Would you copy all lines in the data that contain the word "servidor"?

**Record extracts**
=== Begin Enclosure ===
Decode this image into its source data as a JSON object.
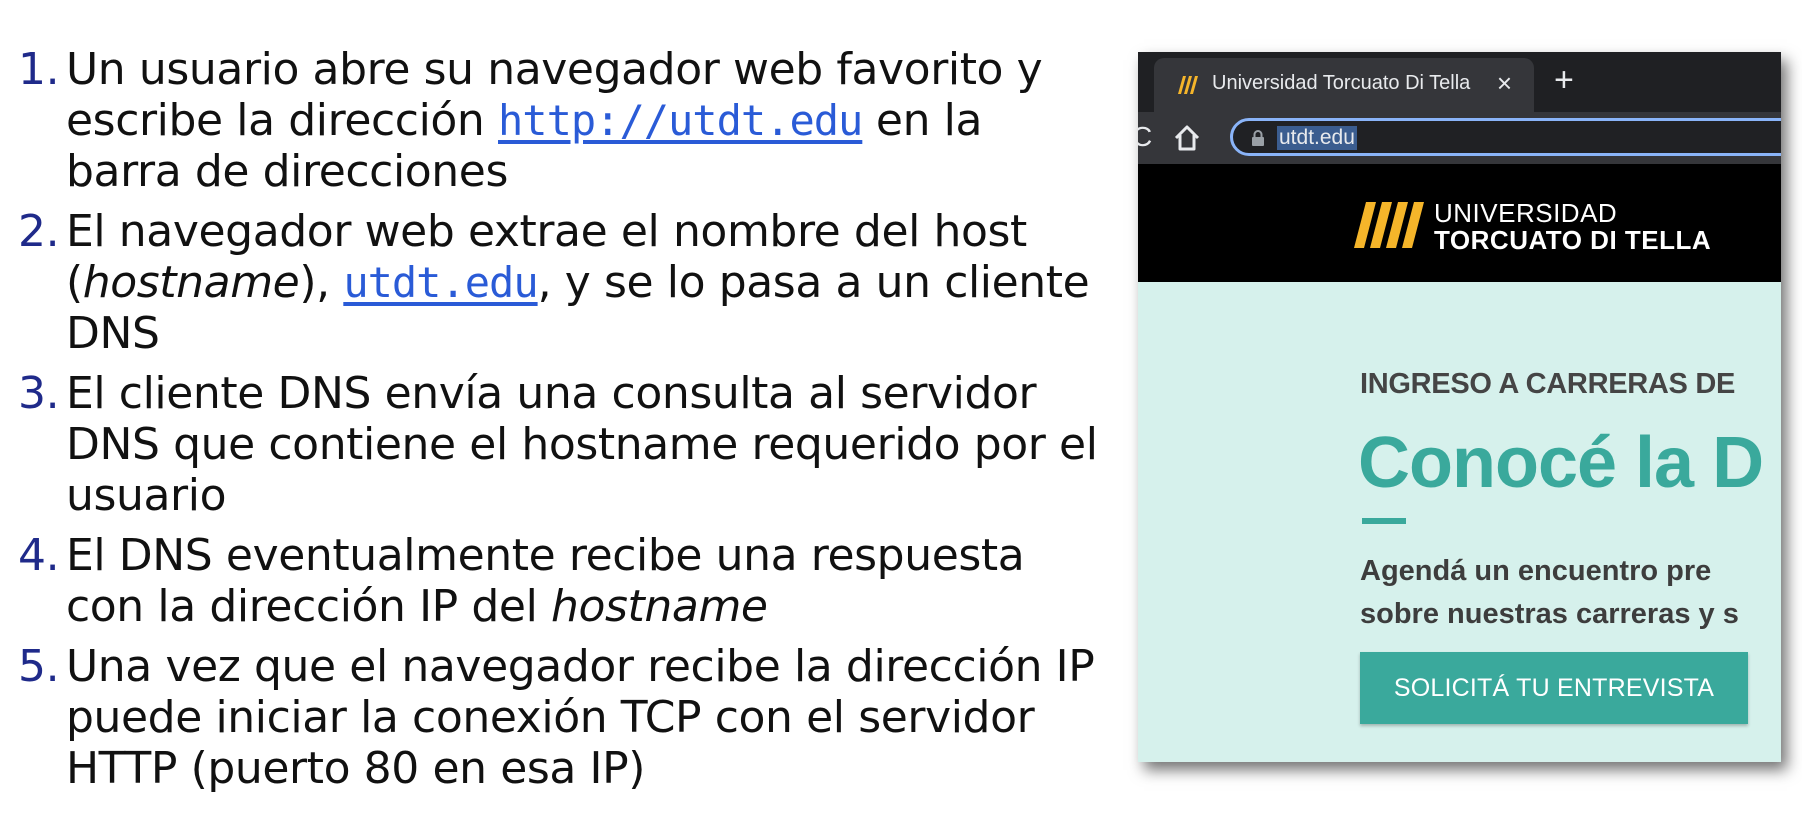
{
  "steps": [
    {
      "number": "1.",
      "parts": [
        "Un usuario abre su navegador web favorito y escribe la dirección ",
        "http://utdt.edu",
        " en la barra de direcciones"
      ]
    },
    {
      "number": "2.",
      "parts": [
        "El navegador web extrae el nombre del host (",
        "hostname",
        "), ",
        "utdt.edu",
        ",  y se lo pasa a un cliente DNS"
      ]
    },
    {
      "number": "3.",
      "parts": [
        "El cliente DNS envía una consulta al servidor DNS que contiene el hostname requerido por el usuario"
      ]
    },
    {
      "number": "4.",
      "parts": [
        "El DNS eventualmente recibe una respuesta con la dirección IP del ",
        "hostname"
      ]
    },
    {
      "number": "5.",
      "parts": [
        "Una vez que el navegador recibe la dirección IP puede iniciar la conexión TCP con el servidor HTTP (puerto 80 en esa IP)"
      ]
    }
  ],
  "browser": {
    "tab_title": "Universidad Torcuato Di Tella",
    "tab_close": "×",
    "new_tab": "+",
    "reload": "C",
    "url": "utdt.edu",
    "favicon": "utdt-stripes-icon"
  },
  "site": {
    "logo_line1": "UNIVERSIDAD",
    "logo_line2": "TORCUATO DI TELLA",
    "logo_color": "#f5b52a",
    "kicker": "INGRESO A CARRERAS DE",
    "headline": "Conocé la D",
    "body_line1": "Agendá un encuentro pre",
    "body_line2": "sobre nuestras carreras y s",
    "cta_label": "SOLICITÁ TU ENTREVISTA",
    "accent_color": "#3aa99c",
    "hero_bg": "#d6f1ec"
  }
}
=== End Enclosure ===
**Solved problem**
        "El cliente DNS envía una consulta al servidor DNS que contiene el hostname requerido por el usuario"
        "Una vez que el navegador recibe la dirección IP puede iniciar la conexión TCP con el servidor HTTP (puerto 80 en esa IP)"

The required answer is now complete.